* _TASK ITEM_: Below are some entries; can you quote all of them exactly?

* _MATERIAL SUPPLIED_:
════════════════

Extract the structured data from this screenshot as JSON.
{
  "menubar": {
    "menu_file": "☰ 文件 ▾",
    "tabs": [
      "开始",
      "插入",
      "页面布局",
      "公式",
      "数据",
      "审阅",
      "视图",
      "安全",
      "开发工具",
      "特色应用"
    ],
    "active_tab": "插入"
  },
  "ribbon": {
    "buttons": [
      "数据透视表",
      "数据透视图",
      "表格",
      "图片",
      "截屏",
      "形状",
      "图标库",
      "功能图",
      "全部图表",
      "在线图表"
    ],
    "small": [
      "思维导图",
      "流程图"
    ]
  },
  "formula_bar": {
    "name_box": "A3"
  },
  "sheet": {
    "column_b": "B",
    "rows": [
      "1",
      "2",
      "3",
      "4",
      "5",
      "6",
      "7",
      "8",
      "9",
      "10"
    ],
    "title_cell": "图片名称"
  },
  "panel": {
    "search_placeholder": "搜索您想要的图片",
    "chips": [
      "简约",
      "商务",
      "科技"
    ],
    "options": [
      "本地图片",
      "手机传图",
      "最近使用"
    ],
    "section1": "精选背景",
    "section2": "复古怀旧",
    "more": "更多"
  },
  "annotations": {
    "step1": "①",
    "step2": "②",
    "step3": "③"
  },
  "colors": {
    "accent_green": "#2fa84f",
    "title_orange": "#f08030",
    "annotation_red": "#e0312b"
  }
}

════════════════

* _REPLY TO THE TASK_:
Extract the structured data from this screenshot as JSON.
{
  "menubar": {
    "menu_file": "☰ 文件 ▾",
    "tabs": [
      "开始",
      "插入",
      "页面布局",
      "公式",
      "数据",
      "审阅",
      "视图",
      "安全",
      "开发工具",
      "特色应用"
    ],
    "active_tab": "插入"
  },
  "ribbon": {
    "buttons": [
      "数据透视表",
      "数据透视图",
      "表格",
      "图片",
      "截屏",
      "形状",
      "图标库",
      "功能图",
      "全部图表",
      "在线图表"
    ],
    "small": [
      "思维导图",
      "流程图"
    ]
  },
  "formula_bar": {
    "name_box": "A3"
  },
  "sheet": {
    "column_b": "B",
    "rows": [
      "1",
      "2",
      "3",
      "4",
      "5",
      "6",
      "7",
      "8",
      "9",
      "10"
    ],
    "title_cell": "图片名称"
  },
  "panel": {
    "search_placeholder": "搜索您想要的图片",
    "chips": [
      "简约",
      "商务",
      "科技"
    ],
    "options": [
      "本地图片",
      "手机传图",
      "最近使用"
    ],
    "section1": "精选背景",
    "section2": "复古怀旧",
    "more": "更多"
  },
  "annotations": {
    "step1": "①",
    "step2": "②",
    "step3": "③"
  },
  "colors": {
    "accent_green": "#2fa84f",
    "title_orange": "#f08030",
    "annotation_red": "#e0312b"
  }
}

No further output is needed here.